Directions for this task -
Match the string "title" against each line below, and copy every line that matches.

Website and app data records
◆ ◆ ◆

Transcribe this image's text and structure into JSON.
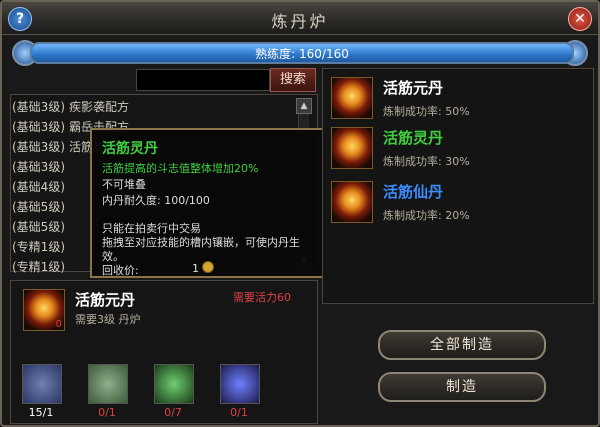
{
  "window": {
    "title": "炼丹炉",
    "help_icon": "question-icon",
    "close_icon": "close-icon"
  },
  "proficiency": {
    "label": "熟练度: 160/160",
    "fraction": 1.0
  },
  "search": {
    "placeholder": "",
    "button": "搜索"
  },
  "list": {
    "items": [
      {
        "level": "(基础3级)",
        "name": "疾影袭配方"
      },
      {
        "level": "(基础3级)",
        "name": "霸岳击配方"
      },
      {
        "level": "(基础3级)",
        "name": "活筋灵丹配方"
      },
      {
        "level": "(基础3级)",
        "name": ""
      },
      {
        "level": "(基础4级)",
        "name": ""
      },
      {
        "level": "(基础5级)",
        "name": ""
      },
      {
        "level": "(基础5级)",
        "name": ""
      },
      {
        "level": "(专精1级)",
        "name": ""
      },
      {
        "level": "(专精1级)",
        "name": ""
      }
    ]
  },
  "tooltip": {
    "name": "活筋灵丹",
    "desc": "活筋提高的斗志值整体增加20%",
    "stack": "不可堆叠",
    "durability": "内丹耐久度: 100/100",
    "trade": "只能在拍卖行中交易",
    "usage": "拖拽至对应技能的槽内镶嵌，可使内丹生效。",
    "recycle_label": "回收价:",
    "recycle_value": "1"
  },
  "recipes": [
    {
      "name": "活筋元丹",
      "rate": "炼制成功率: 50%",
      "color": "#ffffff"
    },
    {
      "name": "活筋灵丹",
      "rate": "炼制成功率: 30%",
      "color": "#3fcf3f"
    },
    {
      "name": "活筋仙丹",
      "rate": "炼制成功率: 20%",
      "color": "#3a8cff"
    }
  ],
  "selected": {
    "name": "活筋元丹",
    "need": "需要活力60",
    "furnace": "需要3级 丹炉",
    "qty": "0"
  },
  "materials": [
    {
      "icon": "vase-icon",
      "count": "15/1",
      "ok": true
    },
    {
      "icon": "jade-vase-icon",
      "count": "0/1",
      "ok": false
    },
    {
      "icon": "feather-icon",
      "count": "0/7",
      "ok": false
    },
    {
      "icon": "flower-icon",
      "count": "0/1",
      "ok": false
    }
  ],
  "buttons": {
    "all": "全部制造",
    "make": "制造"
  },
  "colors": {
    "accent_blue": "#4a9bff",
    "red_text": "#e04040",
    "gold_border": "#8a7448"
  }
}
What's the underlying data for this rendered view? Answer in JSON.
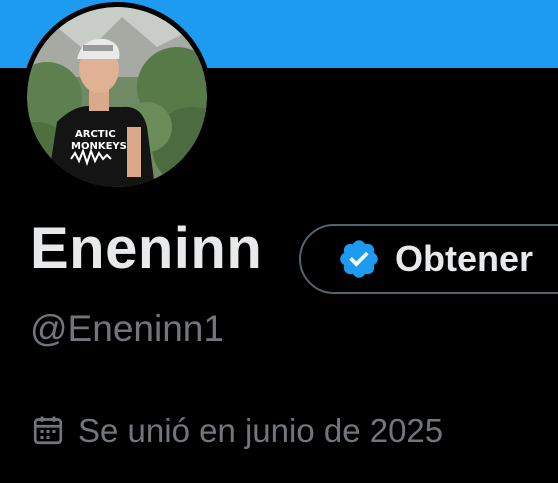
{
  "profile": {
    "banner_color": "#1d9bf0",
    "avatar_icon": "profile-photo",
    "display_name": "Eneninn",
    "handle": "@Eneninn1",
    "joined_icon": "calendar-icon",
    "joined_text": "Se unió en junio de 2025"
  },
  "verify": {
    "badge_icon": "verified-badge-icon",
    "label": "Obtener",
    "badge_color": "#1d9bf0"
  },
  "colors": {
    "background": "#000000",
    "primary_text": "#e7e9ea",
    "secondary_text": "#71767b",
    "border": "#536471"
  },
  "avatar_shirt_text": {
    "line1": "ARCTIC",
    "line2": "MONKEYS"
  }
}
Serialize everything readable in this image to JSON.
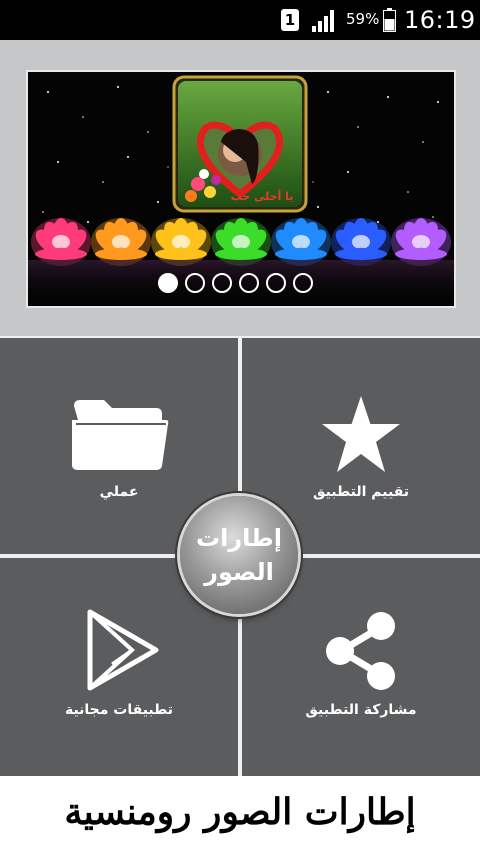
{
  "status_bar": {
    "sim_badge": "1",
    "battery_percent": "59%",
    "clock": "16:19"
  },
  "banner": {
    "frame_caption": "يا أحلى حب",
    "carousel_pages": 6,
    "carousel_active_index": 0,
    "lotus_colors": [
      "#ff3b7a",
      "#ff9a1e",
      "#ffc21a",
      "#3bdc2a",
      "#1f8bff",
      "#2a5cff",
      "#b35cff"
    ]
  },
  "menu": {
    "my_work_label": "عملي",
    "rate_app_label": "تقييم التطبيق",
    "free_apps_label": "تطبيقات مجانية",
    "share_app_label": "مشاركة التطبيق",
    "center_line1": "إطارات",
    "center_line2": "الصور"
  },
  "footer": {
    "title": "إطارات الصور رومنسية"
  }
}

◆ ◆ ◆

Solution below -
    "title": "炼丹炉",
    "title": "إطارات الصور رومنسية"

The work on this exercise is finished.